Nike has thousands of patents for sneakers and apparel. This week its intellectual property entered a new category: denim.

The sportswear giant now holds a patent for "architecturally reinforced denim."

While many patents never result in a product on store shelves, it could be an important development as Nike responds to a consumer shift away from sportswear to blue jeans and casual shoes.

But not surprising for a company that prides itself on innovation, it's no ordinary denim. The fabric has moisture management, "stretch materials" and "performance zones."

And like any Nike product, it seems designed for athletes, not office workers.

The patent describes the denim as useful for extreme athletes, such as BMX riders and skateboarders who "require specialized gear that must be comfortable and protective," but prefer "clothing and other gear that are fashionable and attractive."

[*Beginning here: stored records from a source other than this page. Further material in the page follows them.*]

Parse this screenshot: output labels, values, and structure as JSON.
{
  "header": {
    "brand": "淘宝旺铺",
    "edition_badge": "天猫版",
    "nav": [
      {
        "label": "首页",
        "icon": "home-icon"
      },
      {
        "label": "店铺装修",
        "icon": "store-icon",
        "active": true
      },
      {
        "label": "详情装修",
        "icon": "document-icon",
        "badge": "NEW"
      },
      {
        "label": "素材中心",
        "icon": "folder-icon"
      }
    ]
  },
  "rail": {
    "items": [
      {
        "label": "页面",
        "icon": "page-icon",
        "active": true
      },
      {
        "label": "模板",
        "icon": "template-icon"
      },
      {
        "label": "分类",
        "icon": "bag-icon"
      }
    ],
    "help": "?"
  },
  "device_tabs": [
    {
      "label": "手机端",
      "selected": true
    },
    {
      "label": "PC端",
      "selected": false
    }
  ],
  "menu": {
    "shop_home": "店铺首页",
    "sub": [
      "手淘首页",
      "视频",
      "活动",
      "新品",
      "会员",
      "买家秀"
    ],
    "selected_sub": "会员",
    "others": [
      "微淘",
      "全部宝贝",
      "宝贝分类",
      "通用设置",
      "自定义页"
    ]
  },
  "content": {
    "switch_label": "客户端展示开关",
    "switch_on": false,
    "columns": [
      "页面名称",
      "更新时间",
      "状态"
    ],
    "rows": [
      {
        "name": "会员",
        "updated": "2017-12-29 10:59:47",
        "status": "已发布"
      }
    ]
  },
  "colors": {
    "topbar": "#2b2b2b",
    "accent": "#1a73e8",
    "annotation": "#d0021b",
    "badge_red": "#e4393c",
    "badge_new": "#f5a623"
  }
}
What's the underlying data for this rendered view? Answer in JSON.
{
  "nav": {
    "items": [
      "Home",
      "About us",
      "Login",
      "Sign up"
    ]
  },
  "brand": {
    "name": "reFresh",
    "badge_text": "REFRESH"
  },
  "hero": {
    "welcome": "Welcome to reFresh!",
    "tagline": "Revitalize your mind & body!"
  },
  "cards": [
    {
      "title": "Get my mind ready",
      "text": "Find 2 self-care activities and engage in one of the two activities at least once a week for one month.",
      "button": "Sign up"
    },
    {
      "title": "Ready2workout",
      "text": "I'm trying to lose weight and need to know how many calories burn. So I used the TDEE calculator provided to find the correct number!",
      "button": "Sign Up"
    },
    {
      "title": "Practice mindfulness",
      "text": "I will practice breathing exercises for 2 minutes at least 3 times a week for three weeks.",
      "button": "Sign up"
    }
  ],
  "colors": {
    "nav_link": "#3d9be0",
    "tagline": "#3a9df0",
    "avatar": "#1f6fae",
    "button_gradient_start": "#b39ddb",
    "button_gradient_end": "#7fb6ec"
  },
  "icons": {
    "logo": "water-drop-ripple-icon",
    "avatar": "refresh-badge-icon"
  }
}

Nike already sells one style of denim on its website, but it's unclear if the jeans are made from the same material described in the patent.

Nike has been on a patent tear since it named Mark Parker CEO in 2006. Its patent activity now rivals some technology heavyweights.

On the company's most recent conference call, Parker said the company will work even harder on innovation as it seeks to make up for lost momentum.

"We're doubling our cadence and scale of innovation through performance and sports style," Parker said.

The Portland Business Journal is a KGW News partner.